Smoking will be banned next semester both inside and in close proximity to residence halls after a new smoking policy was approved by Georgetown administrators.
Karen Frank, vice president for facilities and student housing, notified students last Friday about the decision to make all university housing smoke-free.
Under the current policy, smoking is allowed in residences if both roommates agree. There are no rules prohibiting smoking outside residence halls. All other university buildings were declared smoke-free in the early 1990s.
According to Frank, the new policy enjoys wide-ranging support. Frank said that she has received only two complaints so far about the new policy and only one was legitimate.
“I think this makes it easier for students to protect their health,” she said. Frank also said that the policy could also decrease roommate conflicts.
Most students seemed to support the new policy as a positive move to protect health and university facilities.
“I disagree with the proximity part of it but support the fact they’re not having [smoke] in the buildings,” Samuel Gaze (MSB ’07) said. “I don’t know if smoke would permeate walls or anything but if it did it could have an effect on other people.”
Some smokers, though, are upset at what they see as an infringement on their rights.
“I don’t like the new policy at all because it’s a student’s preference to smoke or not,” Tim Ralls (SFS ’07) said. “I guess I’ll have to find a bench to smoke at far away from the building but if it really bothered people I’d move anyway.”
The new policy was implemented after an Interhall Council survey found the majority of students supported smoke-free housing.
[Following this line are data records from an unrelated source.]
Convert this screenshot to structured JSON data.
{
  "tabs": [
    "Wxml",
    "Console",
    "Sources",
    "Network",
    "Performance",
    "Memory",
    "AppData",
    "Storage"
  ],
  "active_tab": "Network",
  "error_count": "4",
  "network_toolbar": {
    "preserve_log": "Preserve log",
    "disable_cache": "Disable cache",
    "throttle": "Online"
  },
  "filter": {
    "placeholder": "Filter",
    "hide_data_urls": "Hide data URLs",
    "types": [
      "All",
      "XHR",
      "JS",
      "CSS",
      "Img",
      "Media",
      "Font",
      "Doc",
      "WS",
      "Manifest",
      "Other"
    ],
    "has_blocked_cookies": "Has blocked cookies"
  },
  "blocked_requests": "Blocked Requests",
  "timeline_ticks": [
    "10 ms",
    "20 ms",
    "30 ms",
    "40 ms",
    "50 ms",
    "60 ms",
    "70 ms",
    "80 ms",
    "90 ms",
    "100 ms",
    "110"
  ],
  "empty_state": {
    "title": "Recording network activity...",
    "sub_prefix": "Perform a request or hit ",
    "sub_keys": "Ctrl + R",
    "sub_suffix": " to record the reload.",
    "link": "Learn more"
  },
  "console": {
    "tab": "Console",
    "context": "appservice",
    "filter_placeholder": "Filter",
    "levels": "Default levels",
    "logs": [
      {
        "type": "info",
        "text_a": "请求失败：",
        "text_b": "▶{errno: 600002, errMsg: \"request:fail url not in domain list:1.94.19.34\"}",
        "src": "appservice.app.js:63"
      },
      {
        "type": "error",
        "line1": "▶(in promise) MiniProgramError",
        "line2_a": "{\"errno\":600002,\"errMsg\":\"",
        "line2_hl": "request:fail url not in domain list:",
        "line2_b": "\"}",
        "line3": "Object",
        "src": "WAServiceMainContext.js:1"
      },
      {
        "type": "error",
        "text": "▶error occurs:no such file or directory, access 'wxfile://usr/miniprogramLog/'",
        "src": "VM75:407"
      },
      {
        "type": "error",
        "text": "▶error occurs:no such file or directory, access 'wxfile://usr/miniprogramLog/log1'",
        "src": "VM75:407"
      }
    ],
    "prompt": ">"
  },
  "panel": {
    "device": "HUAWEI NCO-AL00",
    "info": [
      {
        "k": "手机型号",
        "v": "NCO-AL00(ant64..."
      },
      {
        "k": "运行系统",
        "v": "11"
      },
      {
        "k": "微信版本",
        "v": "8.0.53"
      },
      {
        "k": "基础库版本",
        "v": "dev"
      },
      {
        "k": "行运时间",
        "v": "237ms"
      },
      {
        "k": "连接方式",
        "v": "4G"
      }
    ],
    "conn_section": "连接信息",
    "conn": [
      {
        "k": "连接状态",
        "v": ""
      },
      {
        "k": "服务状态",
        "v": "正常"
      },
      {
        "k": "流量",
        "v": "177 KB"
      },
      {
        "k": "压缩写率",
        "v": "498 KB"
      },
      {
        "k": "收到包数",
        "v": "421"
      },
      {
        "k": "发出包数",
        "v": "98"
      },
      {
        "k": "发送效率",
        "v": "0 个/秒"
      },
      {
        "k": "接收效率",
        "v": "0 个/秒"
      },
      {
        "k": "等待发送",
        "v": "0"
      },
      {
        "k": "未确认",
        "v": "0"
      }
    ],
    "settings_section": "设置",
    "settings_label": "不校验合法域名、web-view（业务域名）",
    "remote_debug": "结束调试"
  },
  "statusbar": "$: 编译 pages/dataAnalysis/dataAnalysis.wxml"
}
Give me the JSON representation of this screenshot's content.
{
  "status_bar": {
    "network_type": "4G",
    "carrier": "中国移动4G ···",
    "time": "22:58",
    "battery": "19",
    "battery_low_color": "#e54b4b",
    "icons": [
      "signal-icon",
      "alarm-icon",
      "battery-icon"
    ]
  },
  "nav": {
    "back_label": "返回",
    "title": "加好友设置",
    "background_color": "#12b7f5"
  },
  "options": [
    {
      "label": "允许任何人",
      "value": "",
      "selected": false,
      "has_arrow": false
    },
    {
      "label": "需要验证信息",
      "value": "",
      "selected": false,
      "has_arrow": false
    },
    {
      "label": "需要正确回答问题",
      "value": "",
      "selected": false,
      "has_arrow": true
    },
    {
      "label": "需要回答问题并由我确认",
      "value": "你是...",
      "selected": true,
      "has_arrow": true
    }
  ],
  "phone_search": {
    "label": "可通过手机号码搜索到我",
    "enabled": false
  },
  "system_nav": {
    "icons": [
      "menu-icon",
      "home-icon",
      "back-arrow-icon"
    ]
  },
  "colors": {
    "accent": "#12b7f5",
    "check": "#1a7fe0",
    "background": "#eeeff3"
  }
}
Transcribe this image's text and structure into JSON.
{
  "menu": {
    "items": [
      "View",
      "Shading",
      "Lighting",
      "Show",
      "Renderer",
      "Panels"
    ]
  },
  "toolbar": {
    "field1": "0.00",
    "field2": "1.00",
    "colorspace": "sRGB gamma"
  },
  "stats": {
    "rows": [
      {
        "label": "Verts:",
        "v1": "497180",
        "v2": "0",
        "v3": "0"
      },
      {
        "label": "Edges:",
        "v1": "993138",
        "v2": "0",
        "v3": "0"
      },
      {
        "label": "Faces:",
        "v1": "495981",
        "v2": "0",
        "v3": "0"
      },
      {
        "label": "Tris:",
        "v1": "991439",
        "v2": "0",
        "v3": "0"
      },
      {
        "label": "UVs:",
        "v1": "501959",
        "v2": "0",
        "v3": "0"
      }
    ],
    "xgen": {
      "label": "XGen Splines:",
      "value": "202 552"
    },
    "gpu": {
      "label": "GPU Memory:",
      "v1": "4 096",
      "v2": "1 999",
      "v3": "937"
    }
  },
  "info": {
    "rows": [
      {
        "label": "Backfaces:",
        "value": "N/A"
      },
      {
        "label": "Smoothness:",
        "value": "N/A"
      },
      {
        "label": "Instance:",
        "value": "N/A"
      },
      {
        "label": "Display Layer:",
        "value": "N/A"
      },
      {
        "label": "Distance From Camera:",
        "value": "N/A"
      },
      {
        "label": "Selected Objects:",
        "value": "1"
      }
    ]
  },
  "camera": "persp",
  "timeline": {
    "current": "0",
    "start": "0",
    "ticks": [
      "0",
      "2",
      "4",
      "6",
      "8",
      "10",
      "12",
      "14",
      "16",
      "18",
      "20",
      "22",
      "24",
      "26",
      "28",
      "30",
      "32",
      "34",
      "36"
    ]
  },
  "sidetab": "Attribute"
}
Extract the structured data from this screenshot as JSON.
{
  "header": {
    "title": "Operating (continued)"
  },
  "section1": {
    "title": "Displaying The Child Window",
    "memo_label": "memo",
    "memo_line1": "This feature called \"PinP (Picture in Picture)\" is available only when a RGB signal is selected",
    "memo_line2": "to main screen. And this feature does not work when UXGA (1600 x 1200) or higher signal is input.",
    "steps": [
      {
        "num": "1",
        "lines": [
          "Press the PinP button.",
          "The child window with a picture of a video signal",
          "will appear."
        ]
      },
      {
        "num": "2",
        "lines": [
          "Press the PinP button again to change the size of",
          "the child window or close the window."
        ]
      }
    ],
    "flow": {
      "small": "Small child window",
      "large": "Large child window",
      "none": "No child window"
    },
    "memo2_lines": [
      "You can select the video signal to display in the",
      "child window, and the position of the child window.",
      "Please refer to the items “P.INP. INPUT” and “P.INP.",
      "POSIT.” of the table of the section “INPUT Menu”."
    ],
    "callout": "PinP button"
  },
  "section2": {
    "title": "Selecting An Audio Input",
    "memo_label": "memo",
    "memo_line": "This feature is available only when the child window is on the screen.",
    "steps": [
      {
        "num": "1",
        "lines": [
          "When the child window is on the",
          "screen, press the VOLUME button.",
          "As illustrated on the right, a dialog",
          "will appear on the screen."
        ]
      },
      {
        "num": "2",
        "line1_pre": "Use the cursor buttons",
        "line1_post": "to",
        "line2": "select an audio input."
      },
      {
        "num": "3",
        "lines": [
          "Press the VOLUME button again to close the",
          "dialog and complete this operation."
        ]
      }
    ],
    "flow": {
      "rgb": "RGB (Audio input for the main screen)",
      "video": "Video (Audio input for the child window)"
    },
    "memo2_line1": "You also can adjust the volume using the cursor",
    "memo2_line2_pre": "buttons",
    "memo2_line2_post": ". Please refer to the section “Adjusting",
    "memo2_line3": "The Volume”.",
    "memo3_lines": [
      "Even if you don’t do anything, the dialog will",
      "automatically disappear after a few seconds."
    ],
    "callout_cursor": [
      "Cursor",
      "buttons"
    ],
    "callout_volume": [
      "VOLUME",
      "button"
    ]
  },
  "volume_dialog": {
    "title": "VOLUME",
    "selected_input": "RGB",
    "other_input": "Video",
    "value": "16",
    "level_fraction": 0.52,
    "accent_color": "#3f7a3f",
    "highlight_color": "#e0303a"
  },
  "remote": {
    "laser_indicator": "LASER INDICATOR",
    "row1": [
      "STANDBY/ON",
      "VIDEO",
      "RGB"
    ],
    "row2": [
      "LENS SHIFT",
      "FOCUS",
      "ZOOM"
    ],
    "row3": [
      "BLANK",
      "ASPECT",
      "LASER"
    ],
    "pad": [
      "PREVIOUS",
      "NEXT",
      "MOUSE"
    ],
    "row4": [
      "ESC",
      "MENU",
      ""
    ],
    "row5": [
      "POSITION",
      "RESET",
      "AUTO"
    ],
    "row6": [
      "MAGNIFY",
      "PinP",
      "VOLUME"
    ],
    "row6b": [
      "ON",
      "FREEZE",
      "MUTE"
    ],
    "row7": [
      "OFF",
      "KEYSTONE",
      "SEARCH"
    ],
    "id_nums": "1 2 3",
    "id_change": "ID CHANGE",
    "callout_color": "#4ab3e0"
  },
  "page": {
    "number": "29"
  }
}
The Interhall Council submitted a proposal which was reviewed by the Housing Advisory Council, the Offices of Residence Life, Student Affairs and Student Housing.
“We had discussions based on the results of the survey and voted to propose residence halls go smoke-free,” Megan Vetula (COL ’07) an Interhall representative said.